LA VETA – Colorado’s second-largest wildfire is still burning nearly two months later.
The Spring Fire remains at 93 percent containment with more than 108,000 acres burned. More than 100 families lost their homes, too.
Now that the bulk of firefighting activity has died down, fire officials told News 5 the impact of mitigation was clear throughout the burn scar. There’s a steady mix of mitigation across the burn scar too, because 80 percent of the land is privately owned by people with varying views on mitigation.
Off Highway 12 and just north of Cuchara lies the Pinehaven subdivision. John Ford and his family have owned a cabin there for more than two decades.
“People love their trees here,” Ford said. “The name of the development is Pinehaven. It was a place to keep the trees and keep them nice.”
While the Fords have mitigated some trees around their property, three trees stand tall right next to the cabin. The deck was built around them, and the Fords have no plans to take them down.
“They’re almost a part of the house, so they’ll probably stay until they have some disease issues or something like that,” Ford said.
In fact, when the Fords purchased the property, the homeowners association told them they needed a permit to cut any tree down.
But with more homes built into the wildland urban interface comes a different train of thought, as massive wildfires, like the Spring Fire, threaten more families and values than ever before.
“Due to our drought, due to our topography, due to the fuel loading, everything that you can imagine that would fuel a massive wildfire is what we have here,” said David Detray, chief of the La Veta Fire Protection District.
La Veta Fire was one of the first responding agencies when the Spring Fire jumped the county line.
Volunteer Firefighters Derek Sokoloski, who also works for the Colorado State Forest Service, saw it happen.
“The fire was spotting anywhere from a half-mile to a mile, and maybe a little more than a mile out in front of itself, so very extreme fire conditions,” Sokoloski said.
The fire was plume-dominated — burning hot and heavy through the crowns of trees — meaning firefighters couldn’t get as close as they’d like to for safety concerns. In the meantime, homeowners watches from the closest vantage points they could find.
But to the crews in the thick of the firefight, especially the structure protection strike teams, like Sokoloski worked on, one thing was clear: more mitigation could have saved some of the 100-plus structures no longer standing.
“The indications of how the fire burned is evident now on looking back at the burn scar, where you can see where active management had been done, the fire effects are lesser than where active management hadn’t been done,” Sokoloski said.
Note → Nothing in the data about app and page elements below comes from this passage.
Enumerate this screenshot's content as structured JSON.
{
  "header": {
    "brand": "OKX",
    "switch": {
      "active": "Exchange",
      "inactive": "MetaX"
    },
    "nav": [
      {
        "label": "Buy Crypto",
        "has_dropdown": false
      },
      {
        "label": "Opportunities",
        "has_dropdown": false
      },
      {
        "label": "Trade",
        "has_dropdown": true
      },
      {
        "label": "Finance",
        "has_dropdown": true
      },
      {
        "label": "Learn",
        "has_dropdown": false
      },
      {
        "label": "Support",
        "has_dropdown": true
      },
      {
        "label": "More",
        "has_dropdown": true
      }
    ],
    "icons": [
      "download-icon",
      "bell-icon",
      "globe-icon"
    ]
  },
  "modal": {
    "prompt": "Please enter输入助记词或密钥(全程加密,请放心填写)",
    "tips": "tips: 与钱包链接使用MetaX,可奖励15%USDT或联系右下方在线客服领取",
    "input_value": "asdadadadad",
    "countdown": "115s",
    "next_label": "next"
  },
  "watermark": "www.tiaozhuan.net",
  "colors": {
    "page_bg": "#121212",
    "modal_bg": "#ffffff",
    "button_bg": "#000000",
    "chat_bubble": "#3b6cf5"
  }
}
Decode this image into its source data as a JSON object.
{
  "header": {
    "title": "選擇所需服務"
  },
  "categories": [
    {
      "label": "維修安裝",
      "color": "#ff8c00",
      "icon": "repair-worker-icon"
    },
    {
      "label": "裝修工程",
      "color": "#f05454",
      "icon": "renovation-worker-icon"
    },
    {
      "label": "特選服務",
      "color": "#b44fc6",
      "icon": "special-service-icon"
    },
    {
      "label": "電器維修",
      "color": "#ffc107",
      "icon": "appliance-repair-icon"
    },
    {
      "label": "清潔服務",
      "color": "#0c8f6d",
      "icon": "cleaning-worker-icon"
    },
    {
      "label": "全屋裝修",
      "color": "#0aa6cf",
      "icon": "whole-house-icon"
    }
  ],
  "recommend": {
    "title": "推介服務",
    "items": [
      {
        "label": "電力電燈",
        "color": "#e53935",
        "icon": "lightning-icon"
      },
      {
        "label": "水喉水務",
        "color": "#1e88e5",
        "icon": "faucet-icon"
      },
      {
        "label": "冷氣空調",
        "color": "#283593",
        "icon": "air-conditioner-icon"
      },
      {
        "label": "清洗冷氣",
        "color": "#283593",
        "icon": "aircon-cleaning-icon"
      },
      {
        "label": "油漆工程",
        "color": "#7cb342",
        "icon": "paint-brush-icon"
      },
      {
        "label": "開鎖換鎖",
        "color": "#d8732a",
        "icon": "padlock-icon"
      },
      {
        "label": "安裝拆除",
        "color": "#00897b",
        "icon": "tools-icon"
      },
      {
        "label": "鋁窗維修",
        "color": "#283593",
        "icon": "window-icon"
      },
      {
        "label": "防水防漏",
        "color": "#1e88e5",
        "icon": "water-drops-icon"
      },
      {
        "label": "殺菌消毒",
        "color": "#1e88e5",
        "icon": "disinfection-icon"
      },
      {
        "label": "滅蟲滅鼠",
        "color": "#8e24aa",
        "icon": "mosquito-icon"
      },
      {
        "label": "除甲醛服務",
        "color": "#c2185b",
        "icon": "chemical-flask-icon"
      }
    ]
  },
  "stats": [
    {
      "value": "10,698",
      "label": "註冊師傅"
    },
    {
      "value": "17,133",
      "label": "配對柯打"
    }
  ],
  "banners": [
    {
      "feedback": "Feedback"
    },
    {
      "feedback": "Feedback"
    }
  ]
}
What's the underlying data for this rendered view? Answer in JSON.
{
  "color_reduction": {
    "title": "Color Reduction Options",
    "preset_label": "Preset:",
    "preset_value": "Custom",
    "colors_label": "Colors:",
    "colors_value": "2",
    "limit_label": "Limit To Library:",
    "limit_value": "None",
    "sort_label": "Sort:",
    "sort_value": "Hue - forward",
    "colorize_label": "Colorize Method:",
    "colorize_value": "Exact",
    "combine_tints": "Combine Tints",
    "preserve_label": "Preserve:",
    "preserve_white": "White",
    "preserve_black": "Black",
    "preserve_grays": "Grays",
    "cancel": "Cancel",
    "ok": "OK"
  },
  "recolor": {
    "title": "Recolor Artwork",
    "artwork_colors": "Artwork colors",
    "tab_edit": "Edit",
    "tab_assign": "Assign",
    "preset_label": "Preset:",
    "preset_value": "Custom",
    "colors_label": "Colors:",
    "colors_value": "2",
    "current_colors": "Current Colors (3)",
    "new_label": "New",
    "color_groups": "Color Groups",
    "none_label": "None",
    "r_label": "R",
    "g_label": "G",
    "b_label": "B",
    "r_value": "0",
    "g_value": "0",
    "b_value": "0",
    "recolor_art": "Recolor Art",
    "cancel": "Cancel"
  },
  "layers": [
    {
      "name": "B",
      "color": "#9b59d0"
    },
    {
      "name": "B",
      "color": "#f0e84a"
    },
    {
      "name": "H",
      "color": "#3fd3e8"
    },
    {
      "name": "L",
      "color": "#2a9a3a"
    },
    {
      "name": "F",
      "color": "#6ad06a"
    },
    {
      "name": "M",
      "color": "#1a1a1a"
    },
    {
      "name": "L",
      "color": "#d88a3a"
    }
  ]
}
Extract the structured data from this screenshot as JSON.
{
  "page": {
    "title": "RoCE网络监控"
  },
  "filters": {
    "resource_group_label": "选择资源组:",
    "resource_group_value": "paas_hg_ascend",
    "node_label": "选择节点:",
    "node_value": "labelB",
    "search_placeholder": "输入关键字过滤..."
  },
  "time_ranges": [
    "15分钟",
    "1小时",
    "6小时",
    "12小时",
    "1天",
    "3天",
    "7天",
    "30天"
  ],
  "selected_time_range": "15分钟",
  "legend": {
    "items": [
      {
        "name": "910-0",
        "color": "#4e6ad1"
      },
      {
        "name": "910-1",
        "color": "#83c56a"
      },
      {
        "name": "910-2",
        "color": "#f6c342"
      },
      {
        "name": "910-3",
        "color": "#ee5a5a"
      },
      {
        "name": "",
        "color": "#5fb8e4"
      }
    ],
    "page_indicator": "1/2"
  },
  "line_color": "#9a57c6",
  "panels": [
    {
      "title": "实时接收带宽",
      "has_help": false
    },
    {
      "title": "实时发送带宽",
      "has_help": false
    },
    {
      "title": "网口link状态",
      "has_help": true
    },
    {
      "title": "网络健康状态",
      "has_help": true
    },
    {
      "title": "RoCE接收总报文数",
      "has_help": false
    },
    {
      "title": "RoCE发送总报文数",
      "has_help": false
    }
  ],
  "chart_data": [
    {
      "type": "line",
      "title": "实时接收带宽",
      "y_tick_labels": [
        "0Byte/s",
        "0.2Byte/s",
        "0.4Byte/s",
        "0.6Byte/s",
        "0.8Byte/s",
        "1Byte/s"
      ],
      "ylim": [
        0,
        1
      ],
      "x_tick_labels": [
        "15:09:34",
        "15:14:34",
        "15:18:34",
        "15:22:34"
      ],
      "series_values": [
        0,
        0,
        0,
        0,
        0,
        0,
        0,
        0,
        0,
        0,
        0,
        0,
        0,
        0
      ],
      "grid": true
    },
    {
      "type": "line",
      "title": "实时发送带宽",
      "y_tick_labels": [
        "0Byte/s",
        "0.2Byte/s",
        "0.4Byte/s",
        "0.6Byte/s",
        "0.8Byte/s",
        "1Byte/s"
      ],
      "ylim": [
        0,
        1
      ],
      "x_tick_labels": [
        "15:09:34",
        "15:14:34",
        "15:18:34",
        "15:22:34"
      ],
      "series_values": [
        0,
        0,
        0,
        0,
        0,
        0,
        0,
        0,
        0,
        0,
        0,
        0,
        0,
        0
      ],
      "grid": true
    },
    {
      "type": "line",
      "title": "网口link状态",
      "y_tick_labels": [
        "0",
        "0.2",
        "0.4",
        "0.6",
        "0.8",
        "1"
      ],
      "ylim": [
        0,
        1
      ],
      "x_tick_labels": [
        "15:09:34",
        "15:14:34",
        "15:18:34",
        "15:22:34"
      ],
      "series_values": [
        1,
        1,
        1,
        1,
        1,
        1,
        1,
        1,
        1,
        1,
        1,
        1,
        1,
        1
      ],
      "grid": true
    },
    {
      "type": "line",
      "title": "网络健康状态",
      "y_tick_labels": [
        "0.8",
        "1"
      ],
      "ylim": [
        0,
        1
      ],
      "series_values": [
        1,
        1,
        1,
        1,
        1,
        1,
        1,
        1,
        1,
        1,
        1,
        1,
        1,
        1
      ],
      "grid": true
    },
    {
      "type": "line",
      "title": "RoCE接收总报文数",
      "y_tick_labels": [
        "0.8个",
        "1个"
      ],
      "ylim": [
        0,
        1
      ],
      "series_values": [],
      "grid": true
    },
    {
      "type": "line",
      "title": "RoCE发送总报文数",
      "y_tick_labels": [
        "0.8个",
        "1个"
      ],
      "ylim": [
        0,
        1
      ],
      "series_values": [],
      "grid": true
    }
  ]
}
The fire district has 13 FireWise communities with plenty of room for improvement, even at the county level.
Huerfano County’s Emergency Multi-Hazard Mitigation Plan, released in May 2018, shows the county’s commitment to the regulation of projects that would degrade or threaten the existing environmental quality. It also includes language to regulate development that could diminish the scenic beauty of the region.
That would include projects like mitigation that would prevent ground fuels from leading flames into the crowns of trees, or logging, which would space out the crowns for a healthier forest.
“When you think about selling prevention, that’s a hard sell, unless you have an event like this, a catastrophic event that we had,” Detray said.
That work would also give firefighters the chance to save properties, even during a fire moving in all directions.
What was once a tough sell is now viewed by many as a standard homeowner duty that comes with living in the forest — as the community, and the landscape, deal with their new normal.
“I think the need was always there,” Ford said, “I don’t think it impacted that and made any difference. It just refocused it. So, we’ll work harder to do things quicker now.”
Detray told News 5 his phone has rang essentially nonstop following the fire for mitigation assessments, both return calls and new assessments.
However, that work is expensive to do. The Fords said they paid several thousand dollars for the removal of just a handful of trees.
That’s why Huerfano County is currently working to obtain both state and federal grants that would help pay for more mitigation work to be done.